It’s always been the goal of the Living Plaza project that the City Hall Plaza become a place where people linger and enjoy themselves and meet others, without the need for a ‘special event to bring people together’. Although the monthly events are loads of fun – we’ve met the most incredible people and have become very familiar with what works and doesn’t work about this space – we don’t think it should be necessary to pull a special event permit every day. In fact, it’s quite a lovely plaza on its own without pre-arranged programming.

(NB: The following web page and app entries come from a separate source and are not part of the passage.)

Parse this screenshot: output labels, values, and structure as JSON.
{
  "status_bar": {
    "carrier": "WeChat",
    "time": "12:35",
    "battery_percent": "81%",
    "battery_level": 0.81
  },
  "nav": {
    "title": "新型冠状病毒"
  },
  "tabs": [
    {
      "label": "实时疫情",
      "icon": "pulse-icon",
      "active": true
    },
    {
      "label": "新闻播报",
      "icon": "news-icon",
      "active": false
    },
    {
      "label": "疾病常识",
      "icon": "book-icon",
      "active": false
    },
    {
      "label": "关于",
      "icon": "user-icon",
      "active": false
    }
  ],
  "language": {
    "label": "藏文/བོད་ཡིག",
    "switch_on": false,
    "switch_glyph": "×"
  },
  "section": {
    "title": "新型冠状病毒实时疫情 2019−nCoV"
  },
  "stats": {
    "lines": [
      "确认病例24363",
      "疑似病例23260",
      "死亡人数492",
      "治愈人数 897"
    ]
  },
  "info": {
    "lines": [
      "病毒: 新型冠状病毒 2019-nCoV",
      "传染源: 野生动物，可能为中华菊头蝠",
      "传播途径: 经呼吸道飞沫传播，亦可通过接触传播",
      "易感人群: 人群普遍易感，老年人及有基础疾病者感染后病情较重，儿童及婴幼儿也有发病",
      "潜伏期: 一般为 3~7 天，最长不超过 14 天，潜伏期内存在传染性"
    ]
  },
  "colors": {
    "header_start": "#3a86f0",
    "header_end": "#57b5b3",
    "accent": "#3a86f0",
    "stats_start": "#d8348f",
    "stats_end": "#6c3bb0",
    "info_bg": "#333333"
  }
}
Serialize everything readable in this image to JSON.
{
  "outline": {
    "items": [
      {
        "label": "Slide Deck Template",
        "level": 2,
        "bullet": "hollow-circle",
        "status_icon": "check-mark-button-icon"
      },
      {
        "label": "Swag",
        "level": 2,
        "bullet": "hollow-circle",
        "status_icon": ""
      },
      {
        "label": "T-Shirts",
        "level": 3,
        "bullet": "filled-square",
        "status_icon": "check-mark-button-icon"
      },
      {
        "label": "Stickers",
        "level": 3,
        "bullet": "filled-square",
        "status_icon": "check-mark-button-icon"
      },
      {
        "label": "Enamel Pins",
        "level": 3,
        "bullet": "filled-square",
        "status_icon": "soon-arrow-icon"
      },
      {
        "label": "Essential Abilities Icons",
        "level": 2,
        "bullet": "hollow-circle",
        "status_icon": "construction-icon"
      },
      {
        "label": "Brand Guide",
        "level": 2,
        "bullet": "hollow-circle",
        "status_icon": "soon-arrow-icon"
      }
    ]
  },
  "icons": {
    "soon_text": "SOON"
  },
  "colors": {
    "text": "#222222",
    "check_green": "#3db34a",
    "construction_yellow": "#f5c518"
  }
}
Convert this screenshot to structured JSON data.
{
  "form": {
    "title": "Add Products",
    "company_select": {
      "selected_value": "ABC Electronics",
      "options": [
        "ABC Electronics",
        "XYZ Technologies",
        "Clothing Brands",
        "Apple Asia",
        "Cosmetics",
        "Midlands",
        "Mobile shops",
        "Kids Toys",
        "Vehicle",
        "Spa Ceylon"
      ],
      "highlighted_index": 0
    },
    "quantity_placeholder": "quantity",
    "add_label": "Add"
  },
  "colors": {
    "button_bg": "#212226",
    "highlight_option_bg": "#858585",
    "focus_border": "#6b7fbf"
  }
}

The best part about this project has been our realization that this plaza is already a place that people come to enjoy on a daily basis and people love this space for so many reasons. There are a number of people who enjoy the peaceful serenity of the little ripples in the water as the wind wakes the morning, the quiet, and quickness of the plaza wifi for job hunting and emailing, the cool grass and welcome break for the eyes from staring at the computer to stare up at the oak canopies, and a walk through the shady trees on the way to lunch.
It’s the concreted areas next to the building though that we’re most focused on making more human-friendly.
So here’s our grand vision for how this plaza would become a place so beloved like Bryant Park in New York – a place for people to enjoy passing through or staying for a while, with great events here and there at various times of the day.
Below, Phase 1. The circles are existing trees, the lines are the roads (Young St on the bottom, Ervay on the left and Akard on the right), and the grey is the City hall building (convention center building to the right, across Akard). And, yes, the blue circle is the pond and the tan blobs are the Henry Moore sculpture.
So in Phase 1 we simply add three elements:
- Food trucks provide the food and drink necessary for people to feel comfortable continuing to spend time on the plaza, while also acting as a people-attractor.
- Permanent tables and chairs that are free to be moved around allow people to move in and out of shade, facilitate group conversations and allow functionality and comfort to coexist.
- The over-scaled chess board provides a bit of entertainment and a medium for interaction between people.
Phase 2 adds five new elements in addition to more tables and chairs:
- Shade structures provide more options for a respite from the hot summer sun in high-traffic areas, as well as draw attention to view corridors and vistas.
- Bocce Ball injects a little fun into the mid-day break and the entertaining experience for passers by.
- The splash park can be a summer attraction for kids and a year-round artistic water feature. The plaza pool could also serve as a downtown destination zone, similar to the way dog parks are really for the people, bringing the kids to play in the fountain would provide a central activity to connect parents and the downtown community.
- Food and retail kiosks could spin-off from a small business incubator program (based in City Hall or through an outside organization) and could even be completely separate from the electricity grid of the City Hall building, being solar-powered like bcWorkshop’s shipping-container kiosk.
- Lastly, additional greenspace could be accomplished by attaching turf-grass to the cement, busting up the plaza concrete to plant grass, or (my favorite) building raised-bed areas that could be tended as community gardens or filled with beautiful native flowering plants, seedums, and grasses. The added greenery breaks up the space visually, creating outdoor ‘rooms’ and softening the harsh lines of the concrete ground, benches and trash receptacles.
Phase 3 adds the idea of a stage area that could be permanently installed or designated for special events, as well as areas designated for potential development.
The thing that really adds dimension to a public space without needing event programming, is the mix of uses that attracts different types of people, all hours of the day, for different reasons. City Hall provides various services from 8-5 (get a birth certificate, pay a water bill, renew your drivers license, as well as meet with a council member or city staff, and attend council meetings.) And when the new hotel and residences at 500 S Ervay begin to open in 2014, we’ll have a host of new plaza uses right next door. But having a diversity of other establishments on or adjacent the plaza would really liven the place up, and fill some niche needs as the area densifies with more residents and visitors.
Lastly, here’s how the plaza could be arranged for big events, with temporary open pavilions, given all the changes to the plaza layout.
Thanks to the City Design Studio and to Arturo Del Castillo for his mad graphic designs skills.
With these three phases, the plaza would feel like quite a different space. For now, we’re focused on permanent tables and chairs, shade structures, pretty plants in the concrete area, and a pilot retail kiosk initiative. Give us a shout if you’d like to be involved in the transformation!